The ESR is a compulsory part of the Handicapping System in Ireland. The aim of the ESR is to provide fair handicaps for golfers whose scoring patterns show that they are in a period of rapid improvement. This can occur, for example, where a beginner or junior golfer is rapidly improving, where a player’s circumstances have changed allowing them to play more competitive golf or where an initial handicap allocation has been made based on limited information available on a new member’s golfing ability and requires realignment.
The ESR works as follows. When a player returns a qualifying score of 4 better than CSS or more in a calendar year this triggers an initial ESR marker. An ESR calculation will be made the next time the player returns a qualifying score of 4 below CSS or better. This second qualifying score will also set a new trigger for any subsequent return of another low score when the count within the ESR process would be repeated.

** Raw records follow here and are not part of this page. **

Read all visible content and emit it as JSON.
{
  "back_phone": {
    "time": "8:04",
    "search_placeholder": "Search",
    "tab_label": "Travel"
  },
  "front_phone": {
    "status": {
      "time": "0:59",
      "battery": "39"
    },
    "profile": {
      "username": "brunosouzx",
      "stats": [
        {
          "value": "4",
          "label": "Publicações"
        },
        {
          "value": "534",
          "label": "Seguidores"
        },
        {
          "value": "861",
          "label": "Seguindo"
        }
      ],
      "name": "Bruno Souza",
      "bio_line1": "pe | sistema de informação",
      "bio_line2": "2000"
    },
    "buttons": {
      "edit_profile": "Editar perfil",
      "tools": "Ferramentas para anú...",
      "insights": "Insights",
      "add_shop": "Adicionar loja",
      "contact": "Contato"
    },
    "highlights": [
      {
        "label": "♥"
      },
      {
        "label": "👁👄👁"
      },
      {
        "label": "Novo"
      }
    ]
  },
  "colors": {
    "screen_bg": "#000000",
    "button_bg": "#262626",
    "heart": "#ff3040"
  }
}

The handicap reduction is calculated in accordance to the table below:
EXCEPTIONAL SCORING HANDICAP REDUCTION TABLE
|Number of Qualifying Scores in the Sequence|
|Average of the two low Qualifying Scores Nett Differentials||4 or less||5 to 9||10 or more|
|– 4.0 to – 5.0||1 stroke||0.5 stroke||No change|
|– 5.5 to – 9.5||2 strokes||1 stroke||0.5 stroke|
|– 10 or better||3 strokes||2 strokes||2 strokes|
Nett Differential refers to the difference between the competition scratch score (CSS) and the player’s nett score (as adjusted by the UHS).
The Exceptional Scoring Reduction does not apply to Category 1 handicaps (5.4 or below.
An ESR will be restricted where it would reduce a Category 2 player into Category 1. Handicap reductions in such situations will only be able to reduce a Player’s Handicap to 5.5.
Application of the Exceptional Scoring Handicap Reduction Table
Example 1 :
• A player with an Exact Handicap of 18.6 returns a sequence of Nett Differentials -4, 8, 7, 5,11, 3, -7, ending after the last score with a CONGU®UHS calculated Exact Handicap of 15.6, Playing Handicap 16
• The first -4 Nett Differential returned triggers the ESR process
• The -7 Nett Differential initiates an ESR calculation
• The number of rounds in the sequence is 7
• The average Nett Differential of the two Exceptional Scores returned is -5.5
• From the above Exceptional Score Reduction Table a further ESR of 1 stroke is recommended to the Handicap Committee for consideration
• If applied by the Handicap Committee this would further reduce the player’s CONGU® Exact Handicap to 14.6, Playing Handicap 15
• A player of Exact Handicap 7.8 has the same Nett Differentials as in Example 1 above and his CONGU® UHS calculated Exact Handicap at the end of the sequence was 6.1.
• The ESR process would recommend a further reduction of 1 stroke to that applied
• However this would reduce the player’s handicap to 5.1 so the ESR process would adjust to recommend a 0.6 stroke reduction taking the player to the lower limit of Category 2, i.e. a revised CONGU® Handicap of 5.5.
Taken from the CONGU Handicap Manual – http://www.gui.ie/handicap-manual/congu_2012_correct-pdf.aspx)